(Stored entries)
════════════════════

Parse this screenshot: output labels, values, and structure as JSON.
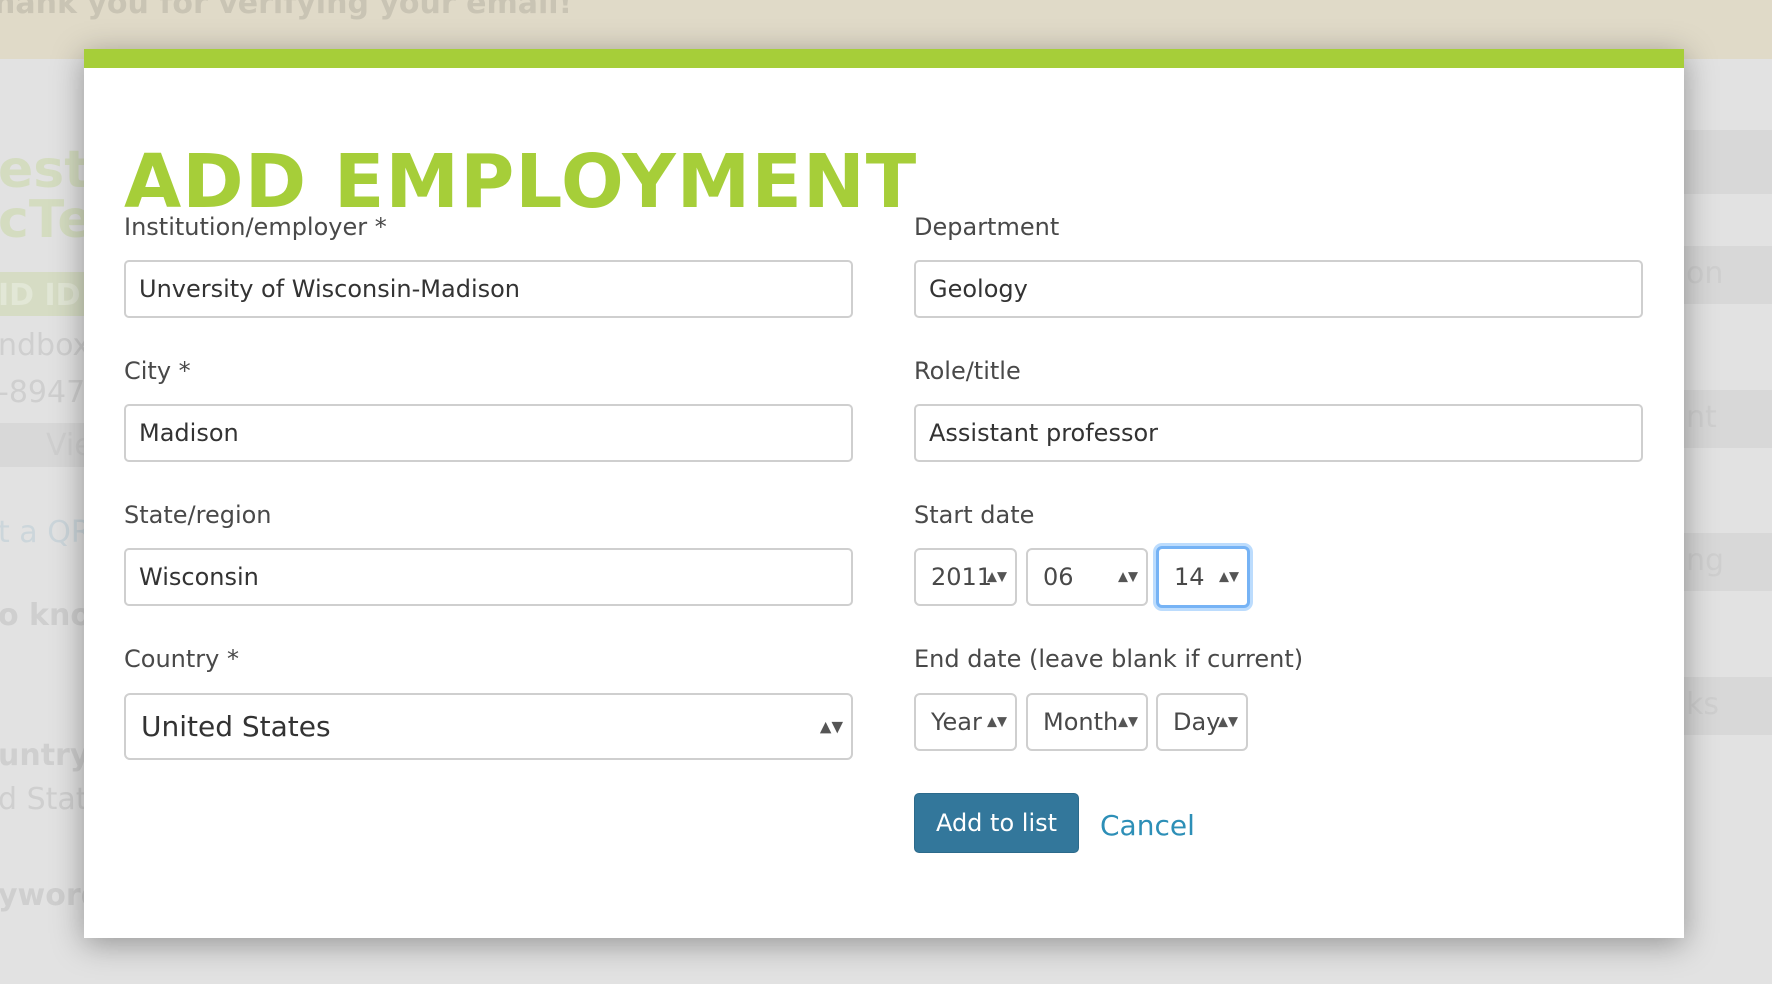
{
  "background": {
    "banner": "hank you for verifying your email!",
    "left_fragments": [
      "est",
      "cTe",
      "ID ID",
      "ndbox.",
      "-8947",
      "Vie",
      "t a QR",
      "o know",
      "untry",
      "d State",
      "yword"
    ],
    "right_fragments": [
      "on",
      "nt",
      "ng",
      "ks"
    ]
  },
  "modal": {
    "title": "ADD EMPLOYMENT",
    "accent_color": "#a6ce39",
    "fields": {
      "institution": {
        "label": "Institution/employer *",
        "value": "Unversity of Wisconsin-Madison"
      },
      "department": {
        "label": "Department",
        "value": "Geology"
      },
      "city": {
        "label": "City *",
        "value": "Madison"
      },
      "role": {
        "label": "Role/title",
        "value": "Assistant professor"
      },
      "state": {
        "label": "State/region",
        "value": "Wisconsin"
      },
      "country": {
        "label": "Country *",
        "value": "United States"
      }
    },
    "start_date": {
      "label": "Start date",
      "year": "2011",
      "month": "06",
      "day": "14"
    },
    "end_date": {
      "label": "End date (leave blank if current)",
      "year": "Year",
      "month": "Month",
      "day": "Day"
    },
    "add_button": "Add to list",
    "cancel_link": "Cancel",
    "button_color": "#33779b"
  }
}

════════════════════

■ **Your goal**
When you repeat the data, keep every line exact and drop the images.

■ **Response below**
Parse this screenshot: output labels, values, and structure as JSON.
{
  "background": {
    "banner": "hank you for verifying your email!",
    "left_fragments": [
      "est",
      "cTe",
      "ID ID",
      "ndbox.",
      "-8947",
      "Vie",
      "t a QR",
      "o know",
      "untry",
      "d State",
      "yword"
    ],
    "right_fragments": [
      "on",
      "nt",
      "ng",
      "ks"
    ]
  },
  "modal": {
    "title": "ADD EMPLOYMENT",
    "accent_color": "#a6ce39",
    "fields": {
      "institution": {
        "label": "Institution/employer *",
        "value": "Unversity of Wisconsin-Madison"
      },
      "department": {
        "label": "Department",
        "value": "Geology"
      },
      "city": {
        "label": "City *",
        "value": "Madison"
      },
      "role": {
        "label": "Role/title",
        "value": "Assistant professor"
      },
      "state": {
        "label": "State/region",
        "value": "Wisconsin"
      },
      "country": {
        "label": "Country *",
        "value": "United States"
      }
    },
    "start_date": {
      "label": "Start date",
      "year": "2011",
      "month": "06",
      "day": "14"
    },
    "end_date": {
      "label": "End date (leave blank if current)",
      "year": "Year",
      "month": "Month",
      "day": "Day"
    },
    "add_button": "Add to list",
    "cancel_link": "Cancel",
    "button_color": "#33779b"
  }
}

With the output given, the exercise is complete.